(App and web page records)
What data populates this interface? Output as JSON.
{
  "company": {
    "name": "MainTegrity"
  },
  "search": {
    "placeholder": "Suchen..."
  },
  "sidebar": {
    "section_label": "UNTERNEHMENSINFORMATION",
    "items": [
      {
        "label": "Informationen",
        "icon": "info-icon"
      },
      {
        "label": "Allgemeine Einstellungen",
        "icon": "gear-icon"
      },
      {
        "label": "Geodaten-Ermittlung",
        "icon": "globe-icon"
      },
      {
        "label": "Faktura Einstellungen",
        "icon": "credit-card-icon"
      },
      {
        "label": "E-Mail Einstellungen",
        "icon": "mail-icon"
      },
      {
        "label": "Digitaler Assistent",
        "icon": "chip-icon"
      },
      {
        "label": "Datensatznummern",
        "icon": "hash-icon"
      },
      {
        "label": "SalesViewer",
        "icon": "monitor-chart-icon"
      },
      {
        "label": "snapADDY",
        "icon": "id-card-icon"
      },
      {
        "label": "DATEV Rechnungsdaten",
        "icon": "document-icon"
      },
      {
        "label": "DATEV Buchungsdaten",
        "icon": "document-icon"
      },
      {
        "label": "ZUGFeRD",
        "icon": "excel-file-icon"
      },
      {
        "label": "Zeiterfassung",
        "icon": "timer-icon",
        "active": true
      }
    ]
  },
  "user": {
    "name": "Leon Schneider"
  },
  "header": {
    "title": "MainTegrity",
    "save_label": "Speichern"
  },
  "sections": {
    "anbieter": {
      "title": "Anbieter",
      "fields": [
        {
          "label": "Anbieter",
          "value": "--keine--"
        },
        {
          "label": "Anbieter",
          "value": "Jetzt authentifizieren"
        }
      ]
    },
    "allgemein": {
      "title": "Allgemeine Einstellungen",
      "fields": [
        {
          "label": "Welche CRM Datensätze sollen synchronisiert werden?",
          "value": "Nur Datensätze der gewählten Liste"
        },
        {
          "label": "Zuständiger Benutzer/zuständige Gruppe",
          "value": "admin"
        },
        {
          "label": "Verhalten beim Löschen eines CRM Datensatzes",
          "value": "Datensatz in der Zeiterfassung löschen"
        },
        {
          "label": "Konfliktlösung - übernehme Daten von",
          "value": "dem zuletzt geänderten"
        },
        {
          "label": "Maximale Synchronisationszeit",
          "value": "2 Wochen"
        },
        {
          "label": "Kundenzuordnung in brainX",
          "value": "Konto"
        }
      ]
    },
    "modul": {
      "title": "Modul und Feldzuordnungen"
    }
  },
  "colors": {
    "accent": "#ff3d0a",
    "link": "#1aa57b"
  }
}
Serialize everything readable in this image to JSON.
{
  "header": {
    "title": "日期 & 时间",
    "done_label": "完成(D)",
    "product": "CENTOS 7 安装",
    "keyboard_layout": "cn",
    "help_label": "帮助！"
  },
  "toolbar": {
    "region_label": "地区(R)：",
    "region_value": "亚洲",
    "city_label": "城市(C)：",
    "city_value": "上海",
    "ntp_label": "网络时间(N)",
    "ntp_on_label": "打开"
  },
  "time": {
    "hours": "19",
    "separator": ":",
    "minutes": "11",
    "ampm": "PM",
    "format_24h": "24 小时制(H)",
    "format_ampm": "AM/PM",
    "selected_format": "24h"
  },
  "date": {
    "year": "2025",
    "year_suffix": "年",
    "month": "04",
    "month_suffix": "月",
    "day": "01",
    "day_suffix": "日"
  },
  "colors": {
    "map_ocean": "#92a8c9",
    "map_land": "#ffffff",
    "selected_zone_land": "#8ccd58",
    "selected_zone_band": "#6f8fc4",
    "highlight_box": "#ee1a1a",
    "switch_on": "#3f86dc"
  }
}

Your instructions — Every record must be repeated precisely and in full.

Exercise answer —
What data populates this interface? Output as JSON.
{
  "company": {
    "name": "MainTegrity"
  },
  "search": {
    "placeholder": "Suchen..."
  },
  "sidebar": {
    "section_label": "UNTERNEHMENSINFORMATION",
    "items": [
      {
        "label": "Informationen",
        "icon": "info-icon"
      },
      {
        "label": "Allgemeine Einstellungen",
        "icon": "gear-icon"
      },
      {
        "label": "Geodaten-Ermittlung",
        "icon": "globe-icon"
      },
      {
        "label": "Faktura Einstellungen",
        "icon": "credit-card-icon"
      },
      {
        "label": "E-Mail Einstellungen",
        "icon": "mail-icon"
      },
      {
        "label": "Digitaler Assistent",
        "icon": "chip-icon"
      },
      {
        "label": "Datensatznummern",
        "icon": "hash-icon"
      },
      {
        "label": "SalesViewer",
        "icon": "monitor-chart-icon"
      },
      {
        "label": "snapADDY",
        "icon": "id-card-icon"
      },
      {
        "label": "DATEV Rechnungsdaten",
        "icon": "document-icon"
      },
      {
        "label": "DATEV Buchungsdaten",
        "icon": "document-icon"
      },
      {
        "label": "ZUGFeRD",
        "icon": "excel-file-icon"
      },
      {
        "label": "Zeiterfassung",
        "icon": "timer-icon",
        "active": true
      }
    ]
  },
  "user": {
    "name": "Leon Schneider"
  },
  "header": {
    "title": "MainTegrity",
    "save_label": "Speichern"
  },
  "sections": {
    "anbieter": {
      "title": "Anbieter",
      "fields": [
        {
          "label": "Anbieter",
          "value": "--keine--"
        },
        {
          "label": "Anbieter",
          "value": "Jetzt authentifizieren"
        }
      ]
    },
    "allgemein": {
      "title": "Allgemeine Einstellungen",
      "fields": [
        {
          "label": "Welche CRM Datensätze sollen synchronisiert werden?",
          "value": "Nur Datensätze der gewählten Liste"
        },
        {
          "label": "Zuständiger Benutzer/zuständige Gruppe",
          "value": "admin"
        },
        {
          "label": "Verhalten beim Löschen eines CRM Datensatzes",
          "value": "Datensatz in der Zeiterfassung löschen"
        },
        {
          "label": "Konfliktlösung - übernehme Daten von",
          "value": "dem zuletzt geänderten"
        },
        {
          "label": "Maximale Synchronisationszeit",
          "value": "2 Wochen"
        },
        {
          "label": "Kundenzuordnung in brainX",
          "value": "Konto"
        }
      ]
    },
    "modul": {
      "title": "Modul und Feldzuordnungen"
    }
  },
  "colors": {
    "accent": "#ff3d0a",
    "link": "#1aa57b"
  }
}
Serialize everything readable in this image to JSON.
{
  "header": {
    "title": "日期 & 时间",
    "done_label": "完成(D)",
    "product": "CENTOS 7 安装",
    "keyboard_layout": "cn",
    "help_label": "帮助！"
  },
  "toolbar": {
    "region_label": "地区(R)：",
    "region_value": "亚洲",
    "city_label": "城市(C)：",
    "city_value": "上海",
    "ntp_label": "网络时间(N)",
    "ntp_on_label": "打开"
  },
  "time": {
    "hours": "19",
    "separator": ":",
    "minutes": "11",
    "ampm": "PM",
    "format_24h": "24 小时制(H)",
    "format_ampm": "AM/PM",
    "selected_format": "24h"
  },
  "date": {
    "year": "2025",
    "year_suffix": "年",
    "month": "04",
    "month_suffix": "月",
    "day": "01",
    "day_suffix": "日"
  },
  "colors": {
    "map_ocean": "#92a8c9",
    "map_land": "#ffffff",
    "selected_zone_land": "#8ccd58",
    "selected_zone_band": "#6f8fc4",
    "highlight_box": "#ee1a1a",
    "switch_on": "#3f86dc"
  }
}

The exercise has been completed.